Wall Street set to rise, Euro gives up some gains as Macron seals French election victory

By Reuters   May 8, 2017 | 09:23 am GMT+7
Wall Street set to rise, Euro gives up some gains as Macron seals French election victory
Traders work on the floor of the New York Stock Exchange (NYSE) in New York, U.S., May 3, 2017. Photo by Reuters/Brendan McDermid

The euro had been on a rising trend in the days ahead of the election, as investors began to position for a Macron victory.

The euro edged away from highs hit early in the Asian session on Monday as investors took profits from its gains after centrist Emmanuel Macron's victory over the far-right Marine Le Pen in France's presidential election.

Macron's resounding defeat of a nationalist who had threatened to take France out of the European Union brought relief to investors who had feared another populist upheaval after Britain's vote to exit the European Union and Donald Trump's election to president last year.

Macron's margin of victory appeared even larger than expected. With most votes counted, he had garnered around 65.5 percent against Le Pen's 34.5 percent - a wider gap than the 20 or so percentage points pre-election surveys had suggested.

The euro had been on a rising trend in the days ahead of the election, as investors began to position for a Macron victory.

"The market already priced in the victory of Macron," said Masafumi Yamamoto, chief currency strategist for Mizuho Securities in Tokyo, as U.S. Treasury yields rose. "We saw some additional rise of the euro this morning, but considering the difficulty for Macron's party to get a majority in the national assembly election, he may not bring higher growth."

wall-street-set-to-rise-euro-gives-up-some-gains-as-macron-seals-french-election-victory

French President elect Emmanuel Macron celebrates on stage with his wife Brigitte Trogneux during his victory rally near the Louvre museum after results in the 2017 presidential election in Paris, France, May 7, 2017. Photo by Reuters/Thomas Samson

Looking at positioning in the euro, he said, "the market has squared its short positions, but there are no fresh reasons to take long positions, as there will likely be no new positive developments, and limited scope for upside for the euro."

In early Asian trading, the euro rose as high as $1.1024 , its highest since Nov. 9. It also jumped to a one-year high of 124.58 yen against its Japanese counterpart, and a five-month high of 1.08865 Swiss franc.

It last edged down to $1.0986 against the dollar, down 0.1 percent on the day, and at 123.94 yen, also down 0.1 percent.

The dollar was steady on the day at 112.79 yen, after jumping to a seven-week high of 113.14 yen in early trade.

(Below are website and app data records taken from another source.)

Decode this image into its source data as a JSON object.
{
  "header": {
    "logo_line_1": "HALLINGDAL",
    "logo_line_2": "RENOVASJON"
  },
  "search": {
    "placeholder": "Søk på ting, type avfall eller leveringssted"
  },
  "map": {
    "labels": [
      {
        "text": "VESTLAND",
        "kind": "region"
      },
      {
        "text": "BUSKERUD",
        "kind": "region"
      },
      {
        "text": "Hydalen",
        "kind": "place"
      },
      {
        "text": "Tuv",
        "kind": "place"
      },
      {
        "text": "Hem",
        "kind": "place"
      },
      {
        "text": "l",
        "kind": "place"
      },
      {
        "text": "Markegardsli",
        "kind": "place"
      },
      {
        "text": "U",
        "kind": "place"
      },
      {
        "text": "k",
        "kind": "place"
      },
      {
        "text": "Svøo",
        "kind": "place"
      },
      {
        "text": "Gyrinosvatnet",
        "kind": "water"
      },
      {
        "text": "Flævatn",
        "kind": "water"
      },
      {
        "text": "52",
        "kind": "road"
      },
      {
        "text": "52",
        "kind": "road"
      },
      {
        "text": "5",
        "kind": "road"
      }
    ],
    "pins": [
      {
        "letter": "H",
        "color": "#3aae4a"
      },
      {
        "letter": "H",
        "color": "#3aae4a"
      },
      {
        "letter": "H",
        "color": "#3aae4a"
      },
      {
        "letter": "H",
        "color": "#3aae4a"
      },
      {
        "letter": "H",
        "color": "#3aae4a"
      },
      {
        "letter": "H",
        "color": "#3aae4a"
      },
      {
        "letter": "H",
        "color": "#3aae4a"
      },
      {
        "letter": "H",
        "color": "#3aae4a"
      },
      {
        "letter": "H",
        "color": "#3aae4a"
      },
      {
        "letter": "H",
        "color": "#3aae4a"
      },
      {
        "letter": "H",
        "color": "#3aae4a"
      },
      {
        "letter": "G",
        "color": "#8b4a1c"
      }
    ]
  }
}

The dollar index, which tracks the U.S. currency against a basket of six major rivals, was slightly higher on the day at 98.673, after dipping as low as 98.387 earlier, its lowest since November.

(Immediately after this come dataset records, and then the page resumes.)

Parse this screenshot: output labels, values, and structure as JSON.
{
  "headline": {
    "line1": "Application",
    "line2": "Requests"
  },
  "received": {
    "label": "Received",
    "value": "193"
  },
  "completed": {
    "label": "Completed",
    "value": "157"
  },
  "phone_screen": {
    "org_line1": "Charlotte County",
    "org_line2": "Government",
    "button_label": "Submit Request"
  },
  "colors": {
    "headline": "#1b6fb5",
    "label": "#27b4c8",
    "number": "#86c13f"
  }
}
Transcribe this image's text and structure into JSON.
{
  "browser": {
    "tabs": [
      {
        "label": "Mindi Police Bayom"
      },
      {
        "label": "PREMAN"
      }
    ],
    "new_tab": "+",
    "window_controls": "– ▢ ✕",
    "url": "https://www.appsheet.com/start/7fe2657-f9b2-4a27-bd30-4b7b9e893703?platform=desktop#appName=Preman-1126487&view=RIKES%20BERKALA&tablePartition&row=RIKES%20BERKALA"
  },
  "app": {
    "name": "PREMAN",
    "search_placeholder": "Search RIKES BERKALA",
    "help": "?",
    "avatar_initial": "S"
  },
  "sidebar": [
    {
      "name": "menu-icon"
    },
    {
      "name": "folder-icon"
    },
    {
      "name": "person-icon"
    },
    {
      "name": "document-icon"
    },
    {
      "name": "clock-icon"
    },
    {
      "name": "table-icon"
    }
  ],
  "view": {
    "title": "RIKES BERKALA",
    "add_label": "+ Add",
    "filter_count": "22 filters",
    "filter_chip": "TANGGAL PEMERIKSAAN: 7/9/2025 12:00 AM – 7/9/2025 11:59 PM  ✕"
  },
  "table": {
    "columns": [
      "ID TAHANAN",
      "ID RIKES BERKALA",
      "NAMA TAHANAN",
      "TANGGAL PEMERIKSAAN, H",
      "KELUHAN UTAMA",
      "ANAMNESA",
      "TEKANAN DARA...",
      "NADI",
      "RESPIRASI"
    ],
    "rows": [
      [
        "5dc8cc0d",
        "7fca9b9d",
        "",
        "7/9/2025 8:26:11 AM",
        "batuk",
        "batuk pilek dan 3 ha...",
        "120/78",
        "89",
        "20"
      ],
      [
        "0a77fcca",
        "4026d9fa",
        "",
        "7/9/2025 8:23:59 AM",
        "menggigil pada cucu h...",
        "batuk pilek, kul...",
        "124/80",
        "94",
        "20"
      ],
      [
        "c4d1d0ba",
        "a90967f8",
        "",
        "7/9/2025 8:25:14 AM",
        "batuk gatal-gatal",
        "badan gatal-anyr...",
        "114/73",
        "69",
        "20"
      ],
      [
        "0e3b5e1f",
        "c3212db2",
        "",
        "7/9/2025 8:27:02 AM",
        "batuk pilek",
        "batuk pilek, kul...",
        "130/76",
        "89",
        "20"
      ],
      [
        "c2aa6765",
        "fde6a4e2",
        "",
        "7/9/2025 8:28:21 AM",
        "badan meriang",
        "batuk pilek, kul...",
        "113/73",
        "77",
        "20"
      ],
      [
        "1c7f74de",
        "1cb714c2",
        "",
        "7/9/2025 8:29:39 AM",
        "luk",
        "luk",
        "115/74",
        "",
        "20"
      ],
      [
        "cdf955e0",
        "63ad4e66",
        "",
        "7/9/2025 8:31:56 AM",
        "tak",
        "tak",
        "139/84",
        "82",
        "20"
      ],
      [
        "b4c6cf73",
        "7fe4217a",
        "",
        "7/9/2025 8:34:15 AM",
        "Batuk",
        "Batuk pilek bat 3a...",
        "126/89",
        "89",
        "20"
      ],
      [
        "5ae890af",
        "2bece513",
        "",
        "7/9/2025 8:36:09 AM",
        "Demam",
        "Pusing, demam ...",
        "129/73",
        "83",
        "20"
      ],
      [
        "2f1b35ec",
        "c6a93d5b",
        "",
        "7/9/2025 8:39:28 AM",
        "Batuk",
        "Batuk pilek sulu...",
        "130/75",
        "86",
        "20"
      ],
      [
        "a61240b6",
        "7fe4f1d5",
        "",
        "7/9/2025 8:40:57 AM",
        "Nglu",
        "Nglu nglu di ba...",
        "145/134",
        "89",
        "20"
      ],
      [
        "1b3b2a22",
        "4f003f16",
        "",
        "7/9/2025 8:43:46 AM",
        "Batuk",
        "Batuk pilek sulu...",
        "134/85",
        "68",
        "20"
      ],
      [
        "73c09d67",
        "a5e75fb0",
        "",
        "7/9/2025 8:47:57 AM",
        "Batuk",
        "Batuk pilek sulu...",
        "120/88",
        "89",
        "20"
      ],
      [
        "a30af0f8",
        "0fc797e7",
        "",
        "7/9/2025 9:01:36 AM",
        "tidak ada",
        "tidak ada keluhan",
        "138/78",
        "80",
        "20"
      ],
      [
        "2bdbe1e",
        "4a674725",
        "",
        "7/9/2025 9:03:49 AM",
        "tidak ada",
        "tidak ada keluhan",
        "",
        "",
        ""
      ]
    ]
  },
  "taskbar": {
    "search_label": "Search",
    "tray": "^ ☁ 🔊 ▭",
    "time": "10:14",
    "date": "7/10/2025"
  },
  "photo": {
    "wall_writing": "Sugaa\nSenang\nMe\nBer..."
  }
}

The French election eclipsed Friday's U.S. employment data, which showed nonfarm payrolls rose by 211,000 in April. The unemployment rate fell to 4.4 percent, near a 10-year low and well below the most recent Federal Reserve median forecast for full employment.

Wall Street set to rise after Macron wins in France

U.S. equity index futures edged higher on Sunday in the wake of a victory by the centrist candidate in the closely watched presidential French election, suggesting the benchmark S&P 500 may push further into record territory when trading reopens on Monday morning.

S&P 500 emini futures ESv1 were last up fractionally after electronic trading reopened for the week late on Sunday afternoon. Futures initially ticked about 0.2 percent higher but have since pared some of the gain.

The move came after independent centrist Emmanuel Macron, who favors keeping France inside the European Union, was elected the country's president, easily beating back a challenge from EU critic Marine Le Pen.

On Friday the S&P 500 .SPX marked a record-high close, as energy stocks bounced back along with oil prices and the government reported U.S. job growth had rebounded in April.

Macron's victory was seen as a supporting factor for global equity markets that have had some concern about the tide of nationalism and protectionism in recent political contests on both sides of the Atlantic.

"It's a win for Europe, and it's a win for global markets," Quincy Krosby, market strategist at Prudential Financial in Newark, New Jersey.

"We didn't see a strong risk-off market going into today's runoff. That said, there was always trepidation that perhaps this time the pollsters would have it wrong."

Macron had secured more than 65 percent of the vote to Le Pen's 34.5 percent with 45 million ballots counted out of 47 million registered French voters.